When Israeli police arrived a week after the shooting to search Jilani's house, she kept them waiting outside for an hour before allowing them in. They confiscated his laptop.
It's an unusually defiant approach, particularly in Jerusalem, where many Palestinians are afraid to challenge Israeli authorities in such matters, fearing retaliation or deportation, said Hassan Tabajah, legal director of the Meezaan Center for Human Rights, which is representing the family.
"Moira has played a huge role," Tabajah said.
Asked what she hopes to achieve, Jilani, 43, a former Sbarro's pizzeria manager from
, doesn't hesitate: "I'm from
and we believe in the death penalty."
Such talk might seem a little hard to pull off for the 5-foot-3 woman whose life until recently centered on raising the couple's three girls, ages 17, 15 and 8.
She said she has loved her husband's hometown since arriving 17 years ago, though she never fully blended in. She can't speak Arabic or Hebrew, and though she converted to Islam for her husband, she and the girls never covered their heads and rarely went to the mosque, though Jilani started covering after her husband's death in a sign of respect.
White skin and a tendency to address people with "y'all" meant that she and her daughters escaped much of the suspicion and discrimination she says her husband and other Palestinians experience every day.
But his death, she said, opened her eyes further to what she calls a double standard in the treatment of Palestinians. "Something like this would have never happened in a Jewish neighborhood," Jilani said.
Police officials deny complaints of a double standard and question the family's assertion that Ziad Jilani hit the officers by accident, saying hit-and-run attacks against Israeli officers are common.
"It was a terrorist attack and the officers responded in the way they should have responded," Israeli police spokesman Micky Rosenfeld said. Jilani ignored orders to stop and police had no choice but to shoot, he said.
Officials defended the police officers' conduct and portrayed Ziad Jilani as a malcontent who they say had confronted police on five previous occasions, including during an Old City protest this year in which he was arrested but not charged.
At a preliminary hearing held by the Justice Ministry, the officer acknowledged shooting Jilani in the head, but said he feared that the man was wearing a suicide vest and fired to protect nearby residents, according to Tabajah.
Moira Jilani wonders why Israeli police would think her husband was a suicide attacker when he ran away from, not toward, them, and why officers would stand over him if they feared he was strapped with explosives.
"He didn't care about politics," she said. "He cared about making sure his girls were having fun."
Resistance and anti-Semitism "were never in his head," said Baroukh Ella, a Jewish businessman who sold video games to an arcade Ziad Jilani operated and had known him for 15 years. "He had other worries."
Ziad Jilani later sold the arcade and opened other small businesses, including a pool hall, and most recently, became a supplier of coin-operated massage chairs in gyms and spas.
The Jilanis met in Houston in the late 1980s, Moira said.

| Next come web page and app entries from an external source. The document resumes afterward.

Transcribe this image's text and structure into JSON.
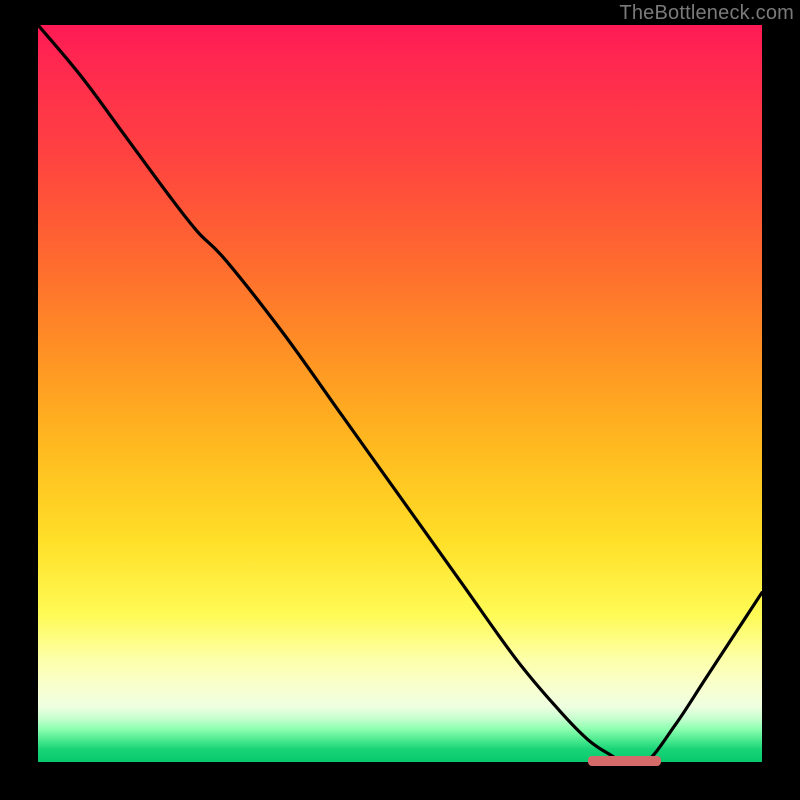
{
  "watermark": {
    "text": "TheBottleneck.com"
  },
  "colors": {
    "curve_stroke": "#000000",
    "marker_fill": "#d46a6a"
  },
  "chart_data": {
    "type": "line",
    "title": "",
    "xlabel": "",
    "ylabel": "",
    "xlim": [
      0,
      100
    ],
    "ylim": [
      0,
      100
    ],
    "grid": false,
    "legend": false,
    "series": [
      {
        "name": "bottleneck-curve",
        "x": [
          0,
          6,
          12,
          18,
          22,
          26,
          34,
          42,
          50,
          58,
          66,
          72,
          76,
          79,
          81,
          84,
          88,
          92,
          96,
          100
        ],
        "y": [
          100,
          93,
          85,
          77,
          72,
          68,
          58,
          47,
          36,
          25,
          14,
          7,
          3,
          1,
          0,
          0,
          5,
          11,
          17,
          23
        ]
      }
    ],
    "annotations": [
      {
        "name": "valley-marker",
        "x_start": 76,
        "x_end": 86,
        "y": 0
      }
    ]
  }
}
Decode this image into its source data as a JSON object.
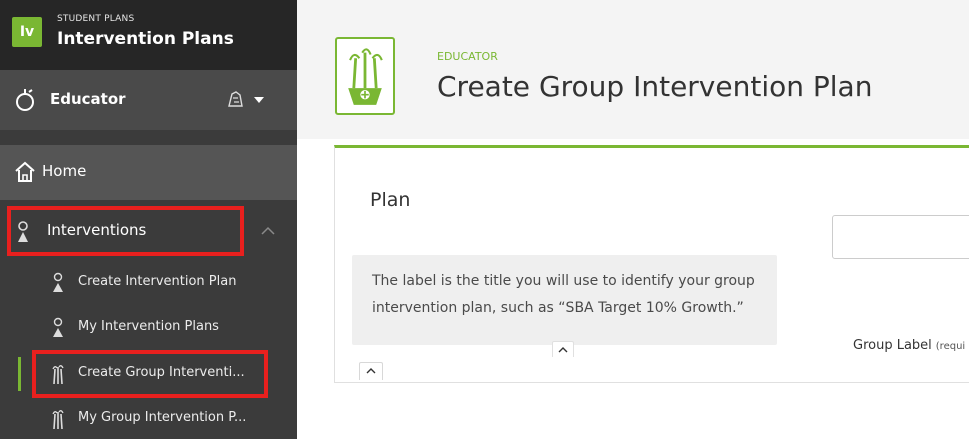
{
  "app": {
    "logo_text": "Iv",
    "subtitle": "STUDENT PLANS",
    "title": "Intervention Plans"
  },
  "sidebar": {
    "role": {
      "label": "Educator"
    },
    "home": {
      "label": "Home"
    },
    "interventions": {
      "label": "Interventions",
      "children": [
        {
          "label": "Create Intervention Plan"
        },
        {
          "label": "My Intervention Plans"
        },
        {
          "label": "Create Group Interventi..."
        },
        {
          "label": "My Group Intervention P..."
        }
      ]
    }
  },
  "page": {
    "eyebrow": "EDUCATOR",
    "title": "Create Group Intervention Plan"
  },
  "plan_section": {
    "title": "Plan",
    "help_text": "The label is the title you will use to identify your group intervention plan, such as “SBA Target 10% Growth.”"
  },
  "form": {
    "group_label": {
      "label": "Group Label",
      "required_text": "(requi",
      "value": ""
    }
  },
  "colors": {
    "accent": "#7ab733",
    "highlight_box": "#e8201e",
    "sidebar_bg": "#3b3b3b"
  }
}
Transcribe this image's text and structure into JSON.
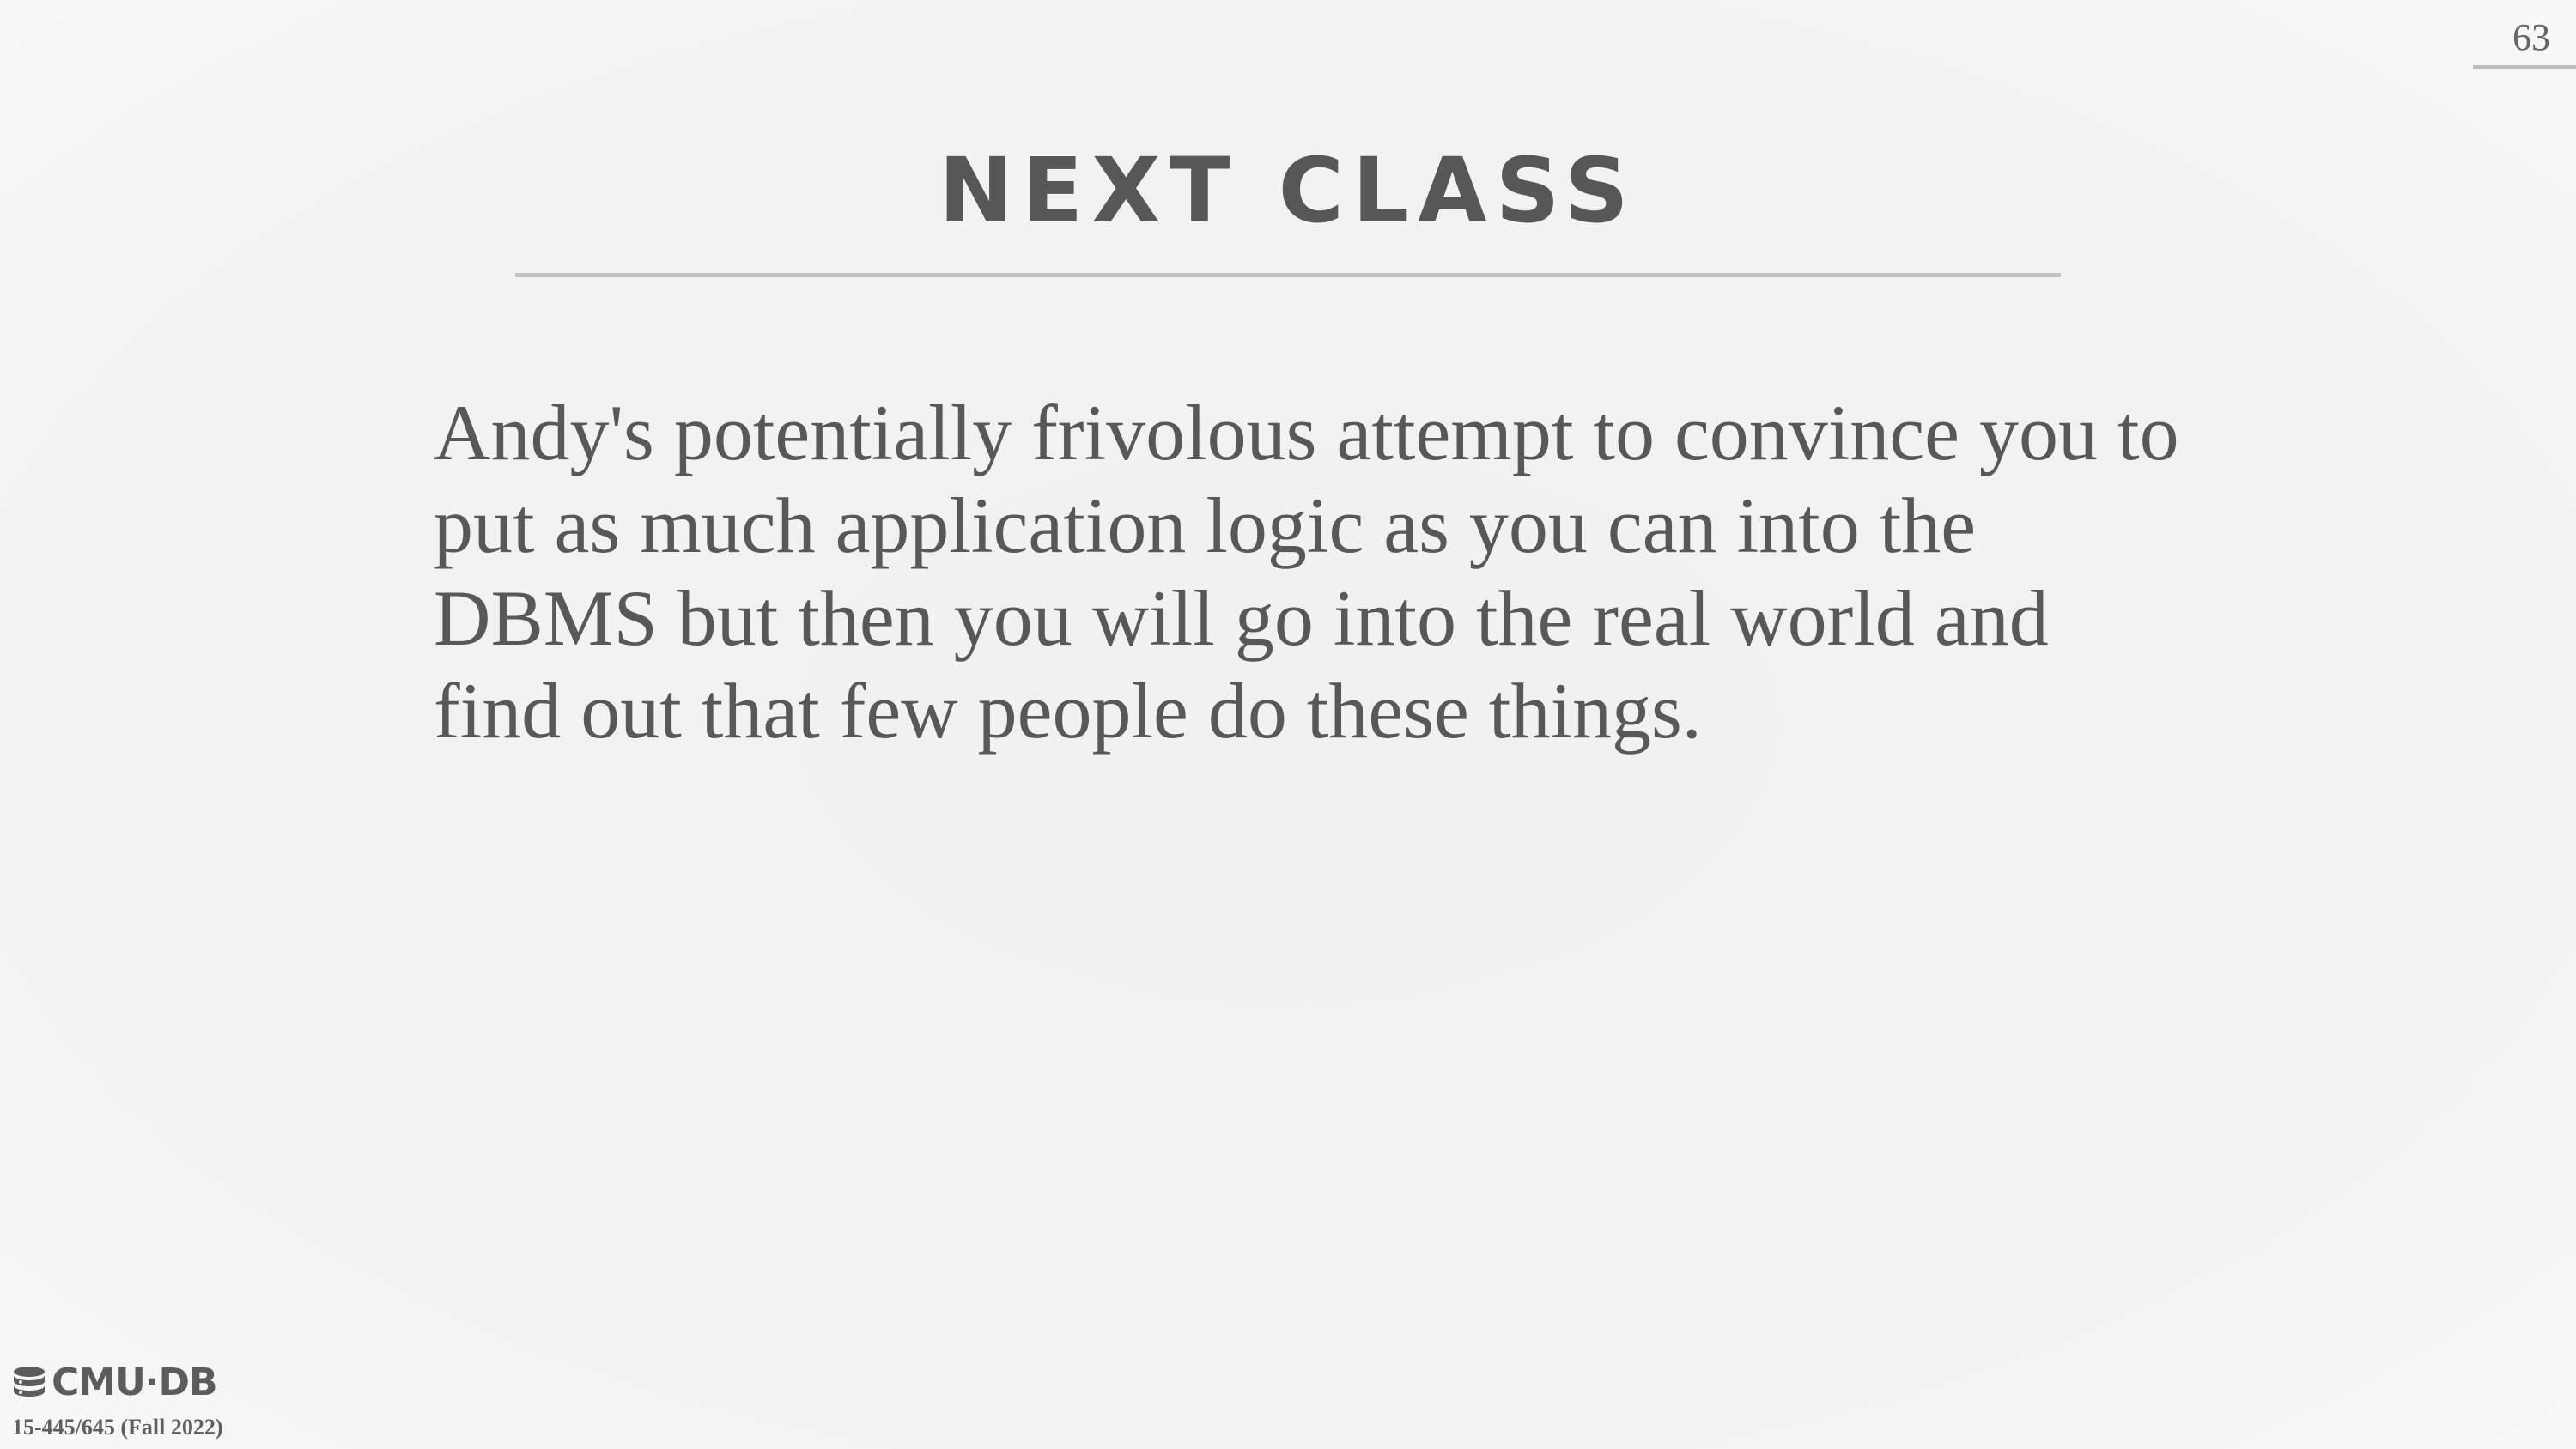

His father sent the teenage Ziad to finish his studies in Texas to avoid the violence and school strikes in Jerusalem, where his family has lived for generations.
"I noticed his eyes first," she said. "He had dancing eyes. From that day we were inseparable."
They moved to Jerusalem in the early 1990s and remained here, except for eight months in 2003 when they took their children to Barbados, where Moira was born and her grandparents still lived. Ziad was worried at the time that Iraq might strike against
over the U.S.-led invasion.
On the day her husband died, Jilani says, she and the girls were cleaning the house, dancing to a
song and waiting for him to return. Instead, her niece appeared at the front door, unable to speak and her face tear-streaked. "I just knew immediately," Jilani said.
One of the hardest moments, she said, was not being able to kiss her husband goodbye. His face was badly disfigured by the shooting.
Jilani is planning to stay in Jerusalem with the girls. "This is my home now," she said. "I've already seen where I'll be buried. Next to my husband."